Work order >>
Find all the lines in the entries below that hold the word "link" and copy them.

BEGIN Data to examine

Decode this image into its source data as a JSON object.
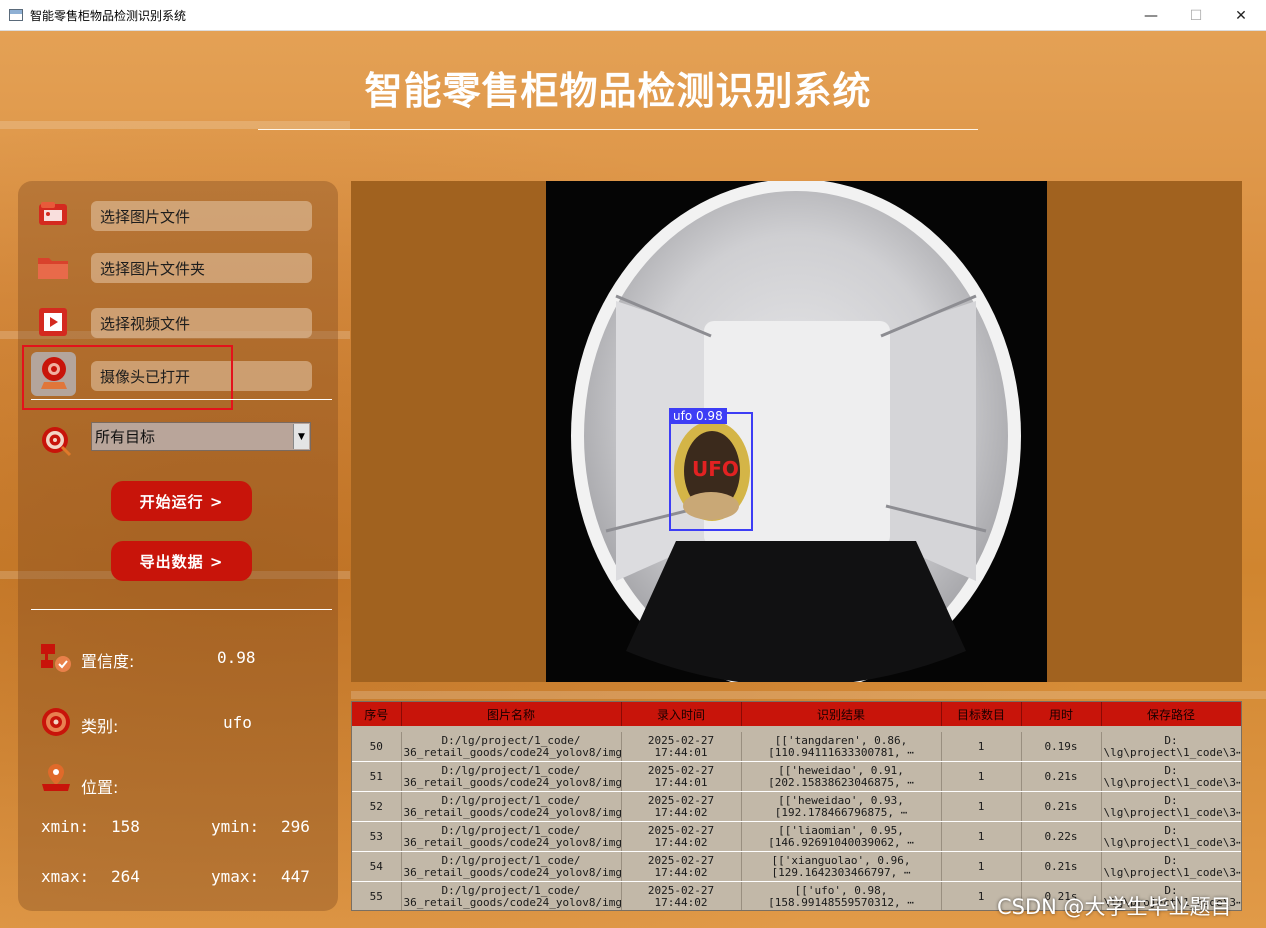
{
  "window": {
    "title": "智能零售柜物品检测识别系统",
    "minimize": "—",
    "maximize": "☐",
    "close": "✕"
  },
  "heading": "智能零售柜物品检测识别系统",
  "sidebar": {
    "buttons": [
      {
        "label": "选择图片文件"
      },
      {
        "label": "选择图片文件夹"
      },
      {
        "label": "选择视频文件"
      },
      {
        "label": "摄像头已打开"
      }
    ],
    "target_select": {
      "value": "所有目标",
      "arrow": "▼"
    },
    "start_label": "开始运行 >",
    "export_label": "导出数据 >",
    "confidence_label": "置信度:",
    "confidence_value": "0.98",
    "class_label": "类别:",
    "class_value": "ufo",
    "position_label": "位置:",
    "xmin_label": "xmin:",
    "xmin_value": "158",
    "ymin_label": "ymin:",
    "ymin_value": "296",
    "xmax_label": "xmax:",
    "xmax_value": "264",
    "ymax_label": "ymax:",
    "ymax_value": "447"
  },
  "detection": {
    "label": "ufo 0.98",
    "box_color": "#3d3df5"
  },
  "table": {
    "headers": [
      "序号",
      "图片名称",
      "录入时间",
      "识别结果",
      "目标数目",
      "用时",
      "保存路径"
    ],
    "rows": [
      {
        "id": "50",
        "name1": "D:/lg/project/1_code/",
        "name2": "36_retail_goods/code24_yolov8/img⋯",
        "date": "2025-02-27",
        "time": "17:44:01",
        "res1": "[['tangdaren', 0.86,",
        "res2": "[110.94111633300781, ⋯",
        "count": "1",
        "dur": "0.19s",
        "path1": "D:",
        "path2": "\\lg\\project\\1_code\\3⋯"
      },
      {
        "id": "51",
        "name1": "D:/lg/project/1_code/",
        "name2": "36_retail_goods/code24_yolov8/img⋯",
        "date": "2025-02-27",
        "time": "17:44:01",
        "res1": "[['heweidao', 0.91,",
        "res2": "[202.15838623046875, ⋯",
        "count": "1",
        "dur": "0.21s",
        "path1": "D:",
        "path2": "\\lg\\project\\1_code\\3⋯"
      },
      {
        "id": "52",
        "name1": "D:/lg/project/1_code/",
        "name2": "36_retail_goods/code24_yolov8/img⋯",
        "date": "2025-02-27",
        "time": "17:44:02",
        "res1": "[['heweidao', 0.93,",
        "res2": "[192.178466796875, ⋯",
        "count": "1",
        "dur": "0.21s",
        "path1": "D:",
        "path2": "\\lg\\project\\1_code\\3⋯"
      },
      {
        "id": "53",
        "name1": "D:/lg/project/1_code/",
        "name2": "36_retail_goods/code24_yolov8/img⋯",
        "date": "2025-02-27",
        "time": "17:44:02",
        "res1": "[['liaomian', 0.95,",
        "res2": "[146.92691040039062, ⋯",
        "count": "1",
        "dur": "0.22s",
        "path1": "D:",
        "path2": "\\lg\\project\\1_code\\3⋯"
      },
      {
        "id": "54",
        "name1": "D:/lg/project/1_code/",
        "name2": "36_retail_goods/code24_yolov8/img⋯",
        "date": "2025-02-27",
        "time": "17:44:02",
        "res1": "[['xianguolao', 0.96,",
        "res2": "[129.1642303466797, ⋯",
        "count": "1",
        "dur": "0.21s",
        "path1": "D:",
        "path2": "\\lg\\project\\1_code\\3⋯"
      },
      {
        "id": "55",
        "name1": "D:/lg/project/1_code/",
        "name2": "36_retail_goods/code24_yolov8/img⋯",
        "date": "2025-02-27",
        "time": "17:44:02",
        "res1": "[['ufo', 0.98,",
        "res2": "[158.99148559570312, ⋯",
        "count": "1",
        "dur": "0.21s",
        "path1": "D:",
        "path2": "\\lg\\project\\1_code\\3⋯"
      }
    ]
  },
  "watermark": "CSDN @大学生毕业题目"
}
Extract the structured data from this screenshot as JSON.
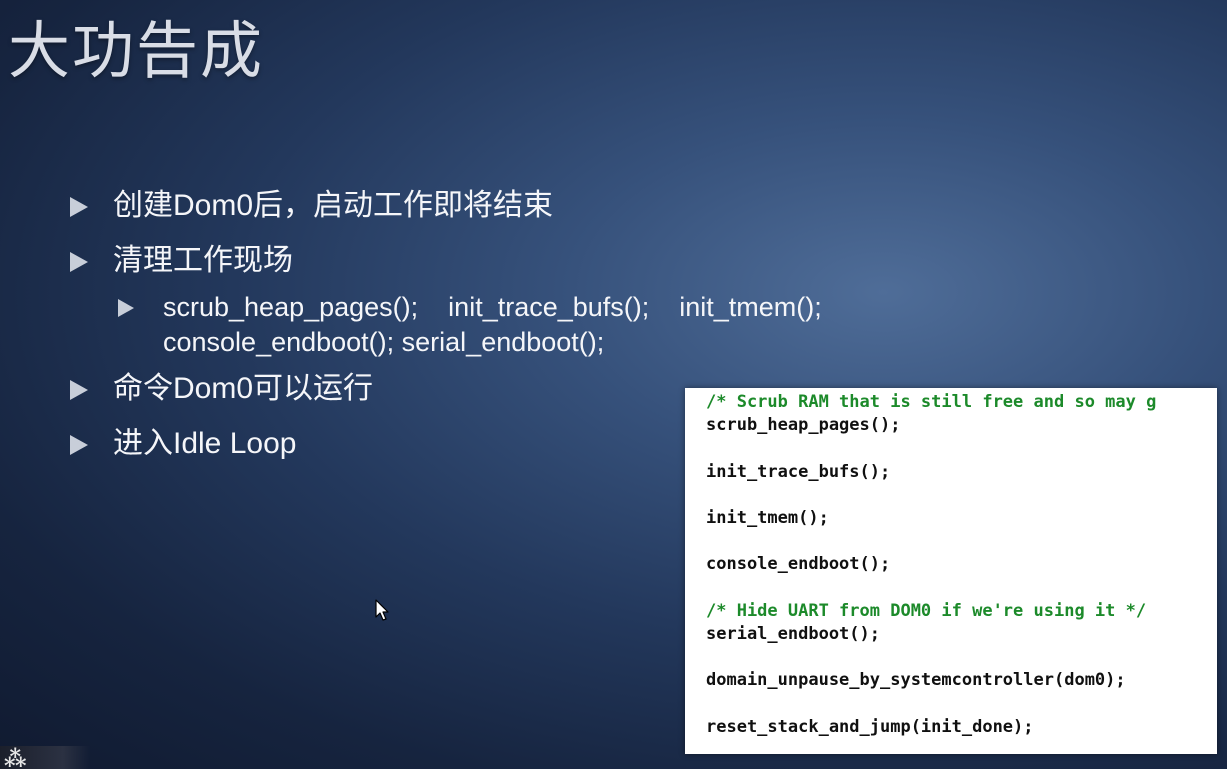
{
  "slide": {
    "title": "大功告成",
    "bullets": [
      {
        "text": "创建Dom0后，启动工作即将结束"
      },
      {
        "text": "清理工作现场",
        "sub": "scrub_heap_pages();    init_trace_bufs();    init_tmem();\nconsole_endboot(); serial_endboot();"
      },
      {
        "text": "命令Dom0可以运行"
      },
      {
        "text": "进入Idle Loop"
      }
    ]
  },
  "code_panel": {
    "lines": [
      {
        "text": "/* Scrub RAM that is still free and so may g",
        "kind": "comment"
      },
      {
        "text": "scrub_heap_pages();",
        "kind": "code"
      },
      {
        "text": "",
        "kind": "blank"
      },
      {
        "text": "init_trace_bufs();",
        "kind": "code"
      },
      {
        "text": "",
        "kind": "blank"
      },
      {
        "text": "init_tmem();",
        "kind": "code"
      },
      {
        "text": "",
        "kind": "blank"
      },
      {
        "text": "console_endboot();",
        "kind": "code"
      },
      {
        "text": "",
        "kind": "blank"
      },
      {
        "text": "/* Hide UART from DOM0 if we're using it */",
        "kind": "comment"
      },
      {
        "text": "serial_endboot();",
        "kind": "code"
      },
      {
        "text": "",
        "kind": "blank"
      },
      {
        "text": "domain_unpause_by_systemcontroller(dom0);",
        "kind": "code"
      },
      {
        "text": "",
        "kind": "blank"
      },
      {
        "text": "reset_stack_and_jump(init_done);",
        "kind": "code"
      }
    ]
  },
  "colors": {
    "comment": "#1c8a2a",
    "code": "#101010",
    "bullet_marker": "#c8ced9"
  },
  "icons": {
    "cursor": "mouse-pointer-icon",
    "bullet": "triangle-bullet-icon"
  }
}
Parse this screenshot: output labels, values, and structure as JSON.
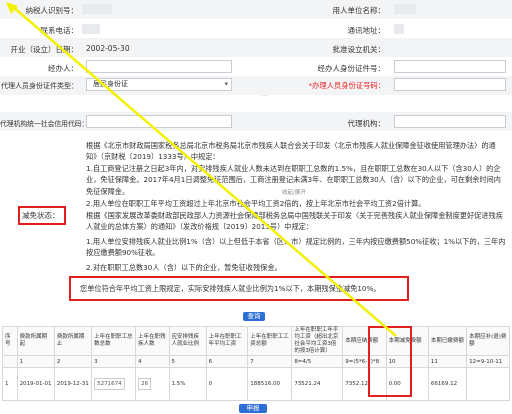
{
  "form": {
    "taxpayer_id_label": "纳税人识别号：",
    "taxpayer_id_value": "",
    "unit_name_label": "用人单位名称：",
    "unit_name_value": "",
    "contact_phone_label": "联系电话：",
    "contact_phone_value": "",
    "address_label": "通讯地址：",
    "address_value": "",
    "established_label": "开业（设立）日期：",
    "established_value": "2002-05-30",
    "approval_org_label": "批准设立机关：",
    "approval_org_value": "",
    "operator_label": "经办人：",
    "operator_value": "",
    "operator_id_label": "经办人身份证件号：",
    "operator_id_value": "",
    "agent_id_type_label": "代理人员身份证件类型：",
    "agent_id_type_value": "居民身份证",
    "agent_id_no_label": "*办理人员身份证号码：",
    "agent_id_no_value": "",
    "agent_credit_label": "代理机构统一社会信用代码：",
    "agent_credit_value": "",
    "agency_label": "代理机构：",
    "agency_value": ""
  },
  "reduction": {
    "label": "减免状态：",
    "para1": "根据《北京市财政局国家税务总局北京市税务局北京市残疾人联合会关于印发〈北京市残疾人就业保障金征收使用管理办法〉的通知》（京财税〔2019〕1333号）中规定：",
    "para2": "1.自工商登记注册之日起3年内，对安排残疾人就业人数未达到在职职工总数的1.5%，且在职职工总数在30人以下（含30人）的企业，免征保障金。2017年4月1日调整免征范围后，工商注册登记未满3年、在职职工总数30人（含）以下的企业，可在剩余时间内免征保障金。",
    "collapse_btn": "收起/展开",
    "para3": "2.用人单位在职职工年平均工资超过上年北京市社会平均工资2倍的，按上年北京市社会平均工资2倍计算。",
    "para4": "根据《国家发展改革委财政部民政部人力资源社会保障部税务总局中国残联关于印发〈关于完善残疾人就业保障金制度更好促进残疾人就业的总体方案〉的通知》（发改价格规〔2019〕2015号）中规定：",
    "para5": "1.用人单位安排残疾人就业比例1%（含）以上但低于本省（区、市）规定比例的，三年内按应缴费额50%征收；1%以下的，三年内按应缴费额90%征收。",
    "para6": "2.对在职职工总数30人（含）以下的企业，暂免征收残保金。",
    "notice": "您单位符合年平均工资上限规定，实际安排残疾人就业比例为1%以下，本期残保金减免10%。"
  },
  "buttons": {
    "query": "查询",
    "submit": "申报"
  },
  "table": {
    "headers": [
      "序号",
      "费款所属期起",
      "费款所属期止",
      "上年在职职工总数总数",
      "上年在职残疾人数",
      "应安排残疾人就业比例",
      "上年在职职工年平均工资",
      "上年在职职工工资总额",
      "上年在职职工年平均工资（超出北京社会平均工资3倍的按3倍计算）",
      "本期应纳费额",
      "本期减免费额",
      "本期已缴费额",
      "本期应补(退)费额"
    ],
    "formula_row": [
      "1",
      "2",
      "3",
      "4",
      "5",
      "6",
      "7",
      "8=4/5",
      "9=(5*6-7)*8",
      "10",
      "11",
      "12=9-10-11"
    ],
    "data_row": [
      "1",
      "2019-01-01",
      "2019-12-31",
      "5271674",
      "26",
      "1.5%",
      "0",
      "188516.00",
      "73521.24",
      "7352.12",
      "0.00",
      "66169.12"
    ]
  },
  "colors": {
    "accent": "#2d6fd4",
    "highlight": "#e02020",
    "annotation_line": "#f2f200"
  }
}
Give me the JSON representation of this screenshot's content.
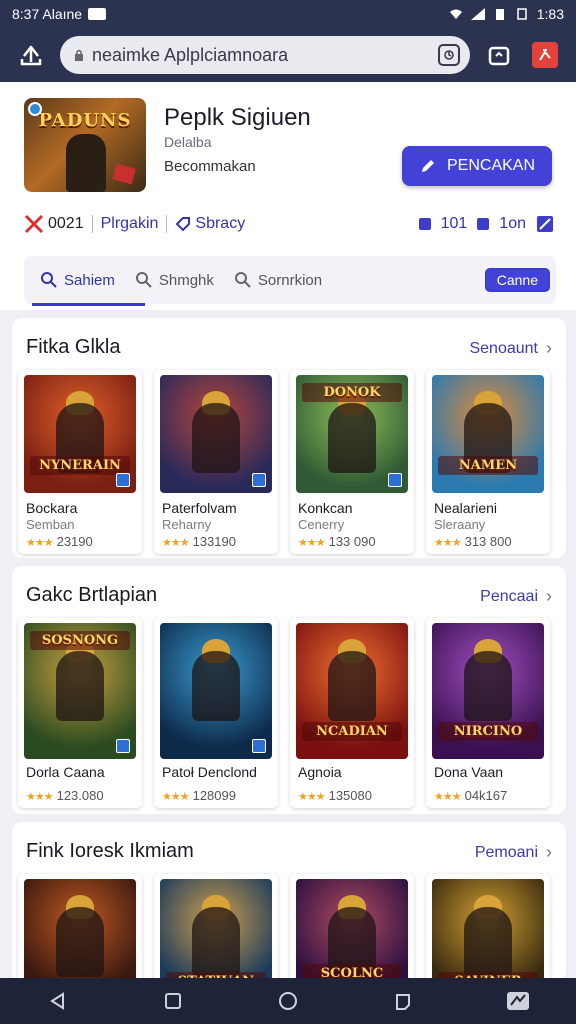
{
  "status": {
    "time_label": "8:37 Alaıne",
    "battery_label": "1:83"
  },
  "browser": {
    "url": "neaimke Aplplciamnoara"
  },
  "app": {
    "title": "Peplk Sigiuen",
    "subtitle": "Delalba",
    "developer": "Becommakan",
    "install_label": "PENCAKAN",
    "thumb_text": "PADUNS",
    "meta": {
      "rating_label": "0021",
      "item2_label": "Plrgakin",
      "item3_label": "Sbracy",
      "right1_label": "101",
      "right2_label": "1on"
    }
  },
  "tabs": [
    {
      "label": "Sahiem"
    },
    {
      "label": "Shmghk"
    },
    {
      "label": "Sornrkion"
    }
  ],
  "tab_action_label": "Canne",
  "sections": [
    {
      "title": "Fitka Glkla",
      "link": "Senoaunt",
      "cards": [
        {
          "name": "Bockara",
          "sub": "Semban",
          "rating": "23190",
          "art": "NYNERAIN",
          "c1": "#7a1f12",
          "c2": "#e0602a"
        },
        {
          "name": "Paterfolvam",
          "sub": "Reharny",
          "rating": "133190",
          "art": "",
          "c1": "#2a2a5a",
          "c2": "#b8453a"
        },
        {
          "name": "Konkcan",
          "sub": "Cenerry",
          "rating": "133 090",
          "art": "DONOK",
          "c1": "#2f5a34",
          "c2": "#8fbf5a"
        },
        {
          "name": "Nealarieni",
          "sub": "Sleraany",
          "rating": "313 800",
          "art": "NAMEN",
          "c1": "#2a7ab0",
          "c2": "#e08a3a"
        }
      ]
    },
    {
      "title": "Gakc Brtlapian",
      "link": "Pencaai",
      "cards": [
        {
          "name": "Dorla Caana",
          "sub": "",
          "rating": "123.080",
          "art": "SOSNONG",
          "c1": "#2a4a20",
          "c2": "#c8a040"
        },
        {
          "name": "Patoł Denclond",
          "sub": "",
          "rating": "128099",
          "art": "",
          "c1": "#0d2a4a",
          "c2": "#3a9ad0"
        },
        {
          "name": "Agnoia",
          "sub": "",
          "rating": "135080",
          "art": "NCADIAN",
          "c1": "#7a1010",
          "c2": "#f07030"
        },
        {
          "name": "Dona Vaan",
          "sub": "",
          "rating": "04k167",
          "art": "NIRCINO",
          "c1": "#3a1050",
          "c2": "#a050c0"
        }
      ]
    },
    {
      "title": "Fink Ioresk Ikmiam",
      "link": "Pemoani",
      "cards": [
        {
          "name": "",
          "sub": "",
          "rating": "",
          "art": "",
          "c1": "#3a1810",
          "c2": "#c05a20"
        },
        {
          "name": "",
          "sub": "",
          "rating": "",
          "art": "STATIUAN",
          "c1": "#1a3a5a",
          "c2": "#d0a050"
        },
        {
          "name": "",
          "sub": "",
          "rating": "",
          "art": "SCOLNC",
          "c1": "#2a1040",
          "c2": "#b04a60"
        },
        {
          "name": "",
          "sub": "",
          "rating": "",
          "art": "SAVINER",
          "c1": "#3a2a10",
          "c2": "#d0a030"
        }
      ]
    }
  ],
  "colors": {
    "accent": "#4242d8",
    "header_bg": "#2c3350",
    "star": "#f0a320"
  }
}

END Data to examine

Reply >>
      "link": "Senoaunt",
      "link": "Pencaai",
      "link": "Pemoani",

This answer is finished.